But through it all, Nixon forgives Goertz and the others who have treated him so badly. On Good Friday he reflected on how his Lord, Jesus Christ was betrayed, wrongly accused, and crucified for the sins of others.
“I feel very betrayed and hurt by David (Goertz),” says Nixon. “I really showed him a lot of love, but that’s what addiction does. It’s so destructive,” he adds as he rubs the nose of his horse, Tank, on his rented acreage near Sundre.
“Through this all, I’ve really learned who my real friends are and just what a total, total blessing my family is and how important my faith is. Jesus never left my side. I know He has a plan for my life I just hope it doesn’t include this much pain. But we did the right thing that night. We may have saved some lives. That’s a comfort.”
Licia Corbella is a columnist and editorial page editor.
CALGARY — Three men accused of wrongfully shooting a pregnant wild horse near Sundre, Alta., two years ago felt vindicated Wednesday when the Crown dropped the charges in Calgary provincial court.
New evidence showed the mare never was shot, but likely died giving birth or in an accident, and was found dead on the side of the road — about 130 kilometres north of Calgary — by the three men: Jason Nixon, Gary Cape and Earl Anderson.
“I’m glad it’s over for me and my family. It’s all bittersweet, though. It’s not like it’s a great victory,” Nixon said outside court following the decision before Judge Harry Van Harten. “It’s the end of an extremely trying time.”
Nixon said the evidence the defence provided recently to the Crown prompted the RCMP to reinvestigate.
As a result of that, he said, they didn’t think charges were warranted anymore.
“What the evidence said was we never shot a horse, ever,” emphasized Nixon. “What happens was there was a horse . . . that had died on the road. It was a very dangerous spot. I was concerned it was shot and I had some of my staff move it into the ditch.”
Nixon said that nine months later, police surrounded his home and put him in jail. A youth also faces a similar charge, but it is expected the same thing will happen there.
Crown prosecutor Gord Haight would not elaborate on any of the evidence that prompted him to stay the charges.

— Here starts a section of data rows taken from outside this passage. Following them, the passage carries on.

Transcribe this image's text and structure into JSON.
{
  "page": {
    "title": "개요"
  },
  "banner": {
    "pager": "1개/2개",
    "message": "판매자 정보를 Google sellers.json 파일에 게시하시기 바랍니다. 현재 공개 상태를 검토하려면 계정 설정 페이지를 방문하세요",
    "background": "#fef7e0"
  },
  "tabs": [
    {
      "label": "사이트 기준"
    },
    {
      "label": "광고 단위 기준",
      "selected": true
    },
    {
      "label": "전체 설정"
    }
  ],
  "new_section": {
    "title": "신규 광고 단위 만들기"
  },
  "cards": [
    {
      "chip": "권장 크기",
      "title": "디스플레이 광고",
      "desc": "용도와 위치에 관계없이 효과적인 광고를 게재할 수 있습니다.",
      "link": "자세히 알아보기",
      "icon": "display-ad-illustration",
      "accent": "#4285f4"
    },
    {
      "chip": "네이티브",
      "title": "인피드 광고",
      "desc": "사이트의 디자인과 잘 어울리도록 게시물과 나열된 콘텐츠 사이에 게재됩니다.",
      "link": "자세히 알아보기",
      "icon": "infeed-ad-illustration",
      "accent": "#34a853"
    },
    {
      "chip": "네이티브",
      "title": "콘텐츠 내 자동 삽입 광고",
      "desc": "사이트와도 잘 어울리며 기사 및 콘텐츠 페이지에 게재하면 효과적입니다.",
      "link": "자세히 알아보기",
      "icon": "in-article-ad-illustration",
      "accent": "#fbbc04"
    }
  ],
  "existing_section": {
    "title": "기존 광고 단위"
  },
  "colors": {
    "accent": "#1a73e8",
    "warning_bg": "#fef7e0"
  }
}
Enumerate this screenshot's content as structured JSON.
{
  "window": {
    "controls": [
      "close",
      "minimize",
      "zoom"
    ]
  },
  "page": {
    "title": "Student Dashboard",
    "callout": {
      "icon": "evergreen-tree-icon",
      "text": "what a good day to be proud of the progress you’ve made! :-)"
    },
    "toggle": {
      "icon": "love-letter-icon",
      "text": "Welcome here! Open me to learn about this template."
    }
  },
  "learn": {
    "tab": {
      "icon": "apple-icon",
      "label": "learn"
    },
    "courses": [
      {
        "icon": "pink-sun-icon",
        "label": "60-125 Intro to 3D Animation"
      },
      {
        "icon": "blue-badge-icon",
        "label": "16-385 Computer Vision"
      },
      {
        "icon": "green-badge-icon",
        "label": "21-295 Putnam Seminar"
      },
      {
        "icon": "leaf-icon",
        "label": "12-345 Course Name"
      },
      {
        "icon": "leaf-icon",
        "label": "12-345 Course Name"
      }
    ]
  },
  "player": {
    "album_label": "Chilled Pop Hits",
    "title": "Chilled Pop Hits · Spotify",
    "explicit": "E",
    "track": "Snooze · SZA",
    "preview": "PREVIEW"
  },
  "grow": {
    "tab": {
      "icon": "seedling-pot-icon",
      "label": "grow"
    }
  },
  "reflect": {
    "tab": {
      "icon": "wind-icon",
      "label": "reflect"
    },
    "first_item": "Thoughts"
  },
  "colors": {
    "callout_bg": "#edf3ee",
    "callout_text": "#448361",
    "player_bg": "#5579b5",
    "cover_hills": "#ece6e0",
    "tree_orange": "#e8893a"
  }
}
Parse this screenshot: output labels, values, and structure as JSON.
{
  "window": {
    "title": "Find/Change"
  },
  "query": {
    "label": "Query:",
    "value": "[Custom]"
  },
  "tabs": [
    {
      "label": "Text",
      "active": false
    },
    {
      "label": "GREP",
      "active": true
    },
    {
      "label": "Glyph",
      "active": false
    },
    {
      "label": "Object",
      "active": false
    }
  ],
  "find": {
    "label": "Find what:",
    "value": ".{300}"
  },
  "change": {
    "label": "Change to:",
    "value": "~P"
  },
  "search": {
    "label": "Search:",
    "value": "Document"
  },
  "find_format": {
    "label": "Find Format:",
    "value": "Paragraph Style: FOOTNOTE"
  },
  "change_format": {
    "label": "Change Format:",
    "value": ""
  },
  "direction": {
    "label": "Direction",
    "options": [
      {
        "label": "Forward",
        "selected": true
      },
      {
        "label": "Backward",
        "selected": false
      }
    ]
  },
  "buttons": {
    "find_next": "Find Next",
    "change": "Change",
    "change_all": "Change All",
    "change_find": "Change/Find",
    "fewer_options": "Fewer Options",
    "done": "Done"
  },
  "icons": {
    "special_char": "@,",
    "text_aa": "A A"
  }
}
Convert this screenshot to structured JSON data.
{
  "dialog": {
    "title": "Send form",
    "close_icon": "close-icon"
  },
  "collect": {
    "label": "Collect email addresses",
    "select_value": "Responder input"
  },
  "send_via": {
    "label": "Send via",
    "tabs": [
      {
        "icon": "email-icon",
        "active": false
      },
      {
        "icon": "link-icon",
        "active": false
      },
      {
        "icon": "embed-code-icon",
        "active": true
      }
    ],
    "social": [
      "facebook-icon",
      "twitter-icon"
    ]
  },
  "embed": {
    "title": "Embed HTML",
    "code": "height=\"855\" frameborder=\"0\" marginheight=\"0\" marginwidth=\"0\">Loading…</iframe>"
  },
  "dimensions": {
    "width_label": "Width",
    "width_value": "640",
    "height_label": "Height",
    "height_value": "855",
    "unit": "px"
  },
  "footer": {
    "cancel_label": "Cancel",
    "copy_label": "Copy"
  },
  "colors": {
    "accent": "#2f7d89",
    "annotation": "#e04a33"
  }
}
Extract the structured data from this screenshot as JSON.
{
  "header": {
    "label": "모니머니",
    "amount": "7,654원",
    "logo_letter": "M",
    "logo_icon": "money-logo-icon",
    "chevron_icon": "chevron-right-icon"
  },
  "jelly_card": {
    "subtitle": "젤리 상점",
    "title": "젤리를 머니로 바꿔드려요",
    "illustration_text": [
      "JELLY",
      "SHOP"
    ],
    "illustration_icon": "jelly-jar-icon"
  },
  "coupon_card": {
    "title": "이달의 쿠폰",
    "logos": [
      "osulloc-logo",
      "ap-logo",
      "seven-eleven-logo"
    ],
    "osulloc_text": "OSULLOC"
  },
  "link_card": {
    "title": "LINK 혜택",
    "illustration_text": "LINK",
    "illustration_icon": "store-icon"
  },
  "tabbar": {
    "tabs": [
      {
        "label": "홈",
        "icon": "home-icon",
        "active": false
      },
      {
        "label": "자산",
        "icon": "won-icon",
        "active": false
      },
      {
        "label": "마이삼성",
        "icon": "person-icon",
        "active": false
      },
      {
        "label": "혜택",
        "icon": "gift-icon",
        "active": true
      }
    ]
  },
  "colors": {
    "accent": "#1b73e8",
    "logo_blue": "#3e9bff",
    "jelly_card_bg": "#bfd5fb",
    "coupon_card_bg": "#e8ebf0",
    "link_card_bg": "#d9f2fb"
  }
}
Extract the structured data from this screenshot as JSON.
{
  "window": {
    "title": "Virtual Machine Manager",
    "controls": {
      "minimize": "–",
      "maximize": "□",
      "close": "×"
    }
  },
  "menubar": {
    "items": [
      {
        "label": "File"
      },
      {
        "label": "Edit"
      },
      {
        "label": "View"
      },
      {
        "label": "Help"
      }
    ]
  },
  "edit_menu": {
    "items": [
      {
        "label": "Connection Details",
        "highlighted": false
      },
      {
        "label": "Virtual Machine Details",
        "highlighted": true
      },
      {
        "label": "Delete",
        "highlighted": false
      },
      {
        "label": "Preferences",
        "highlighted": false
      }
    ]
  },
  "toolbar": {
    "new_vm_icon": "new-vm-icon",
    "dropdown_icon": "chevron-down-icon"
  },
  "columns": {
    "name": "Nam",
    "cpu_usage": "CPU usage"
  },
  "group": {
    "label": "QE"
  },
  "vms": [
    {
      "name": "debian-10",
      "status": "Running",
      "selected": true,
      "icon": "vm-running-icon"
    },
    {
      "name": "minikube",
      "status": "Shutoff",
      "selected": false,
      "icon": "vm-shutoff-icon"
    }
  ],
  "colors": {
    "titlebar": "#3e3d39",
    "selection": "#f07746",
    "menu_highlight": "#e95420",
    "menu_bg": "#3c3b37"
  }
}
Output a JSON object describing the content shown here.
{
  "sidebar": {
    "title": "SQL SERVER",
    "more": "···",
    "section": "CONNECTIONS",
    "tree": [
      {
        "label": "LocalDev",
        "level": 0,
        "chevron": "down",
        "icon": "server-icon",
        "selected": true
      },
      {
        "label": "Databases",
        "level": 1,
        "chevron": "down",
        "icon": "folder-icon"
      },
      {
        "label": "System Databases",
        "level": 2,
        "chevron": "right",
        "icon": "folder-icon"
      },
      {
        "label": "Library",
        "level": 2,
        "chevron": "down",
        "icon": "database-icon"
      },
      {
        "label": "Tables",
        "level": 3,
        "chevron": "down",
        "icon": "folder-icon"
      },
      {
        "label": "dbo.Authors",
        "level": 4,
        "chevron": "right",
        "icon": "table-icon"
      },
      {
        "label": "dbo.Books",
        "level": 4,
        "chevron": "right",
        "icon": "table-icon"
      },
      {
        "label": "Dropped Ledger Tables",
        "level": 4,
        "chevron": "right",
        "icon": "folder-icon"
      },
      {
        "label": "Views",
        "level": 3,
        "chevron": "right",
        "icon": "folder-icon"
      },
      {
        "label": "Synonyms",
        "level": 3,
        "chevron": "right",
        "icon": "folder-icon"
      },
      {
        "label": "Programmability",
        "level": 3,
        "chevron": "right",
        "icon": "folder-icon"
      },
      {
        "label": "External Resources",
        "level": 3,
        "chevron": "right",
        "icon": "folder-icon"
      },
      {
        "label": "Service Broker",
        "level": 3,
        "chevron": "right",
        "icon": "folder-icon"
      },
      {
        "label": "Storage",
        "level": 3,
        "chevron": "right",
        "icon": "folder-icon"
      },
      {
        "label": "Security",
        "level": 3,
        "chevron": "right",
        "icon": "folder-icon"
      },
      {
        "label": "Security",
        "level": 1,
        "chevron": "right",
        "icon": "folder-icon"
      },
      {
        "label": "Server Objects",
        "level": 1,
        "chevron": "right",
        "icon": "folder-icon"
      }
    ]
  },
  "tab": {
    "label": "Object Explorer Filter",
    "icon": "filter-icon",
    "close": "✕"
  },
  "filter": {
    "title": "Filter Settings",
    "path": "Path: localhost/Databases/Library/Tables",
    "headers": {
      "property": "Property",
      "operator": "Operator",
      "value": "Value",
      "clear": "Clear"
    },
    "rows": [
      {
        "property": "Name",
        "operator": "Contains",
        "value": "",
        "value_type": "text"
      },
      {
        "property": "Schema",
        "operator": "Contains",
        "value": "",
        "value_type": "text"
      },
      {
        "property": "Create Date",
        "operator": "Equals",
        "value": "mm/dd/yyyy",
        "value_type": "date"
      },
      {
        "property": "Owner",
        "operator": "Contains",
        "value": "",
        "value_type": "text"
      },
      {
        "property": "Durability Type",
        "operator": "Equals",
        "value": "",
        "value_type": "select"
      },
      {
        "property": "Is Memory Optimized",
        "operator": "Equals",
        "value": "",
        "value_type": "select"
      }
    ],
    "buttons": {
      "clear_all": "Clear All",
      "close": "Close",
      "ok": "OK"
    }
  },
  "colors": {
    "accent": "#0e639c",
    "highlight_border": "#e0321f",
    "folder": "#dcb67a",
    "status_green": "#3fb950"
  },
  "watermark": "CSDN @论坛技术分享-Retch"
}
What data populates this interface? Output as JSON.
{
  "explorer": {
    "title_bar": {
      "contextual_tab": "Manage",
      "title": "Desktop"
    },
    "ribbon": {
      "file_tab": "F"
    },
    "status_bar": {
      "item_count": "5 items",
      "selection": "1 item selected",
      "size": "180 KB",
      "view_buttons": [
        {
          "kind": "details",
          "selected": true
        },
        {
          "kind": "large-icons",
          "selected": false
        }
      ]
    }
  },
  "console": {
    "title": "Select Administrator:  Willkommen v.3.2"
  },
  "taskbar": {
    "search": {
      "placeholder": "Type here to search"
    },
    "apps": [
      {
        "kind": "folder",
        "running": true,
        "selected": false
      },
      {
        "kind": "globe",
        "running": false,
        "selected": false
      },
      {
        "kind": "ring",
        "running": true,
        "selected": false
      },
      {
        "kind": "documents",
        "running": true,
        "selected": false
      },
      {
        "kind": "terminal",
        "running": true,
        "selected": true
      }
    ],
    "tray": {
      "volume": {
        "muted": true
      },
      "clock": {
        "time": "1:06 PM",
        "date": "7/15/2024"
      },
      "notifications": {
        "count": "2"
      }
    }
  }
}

He would only say: “There was not a reasonable likelihood of conviction.”
The three men had been scheduled for trial earlier this month, but it was adjourned when the defence revealed the new evidence.
“What happened was they came across a horse that either died in childbirth or had fallen off a hill there,” said Willie deWit, Nixon’s lawyer.
“When they came upon it, they looked to see if there was any evidence it had been shot. There was none, no bullet holes. So they ended up pushing it off the road, as it was a hazard. One of the people with them went to the police and said it had been shot. When in reality, it was never shot at all.”
He added it was several months before the horse was found and it was hard to make any determination what happened.
originally published by The Calgary Herald | reprinted from Global News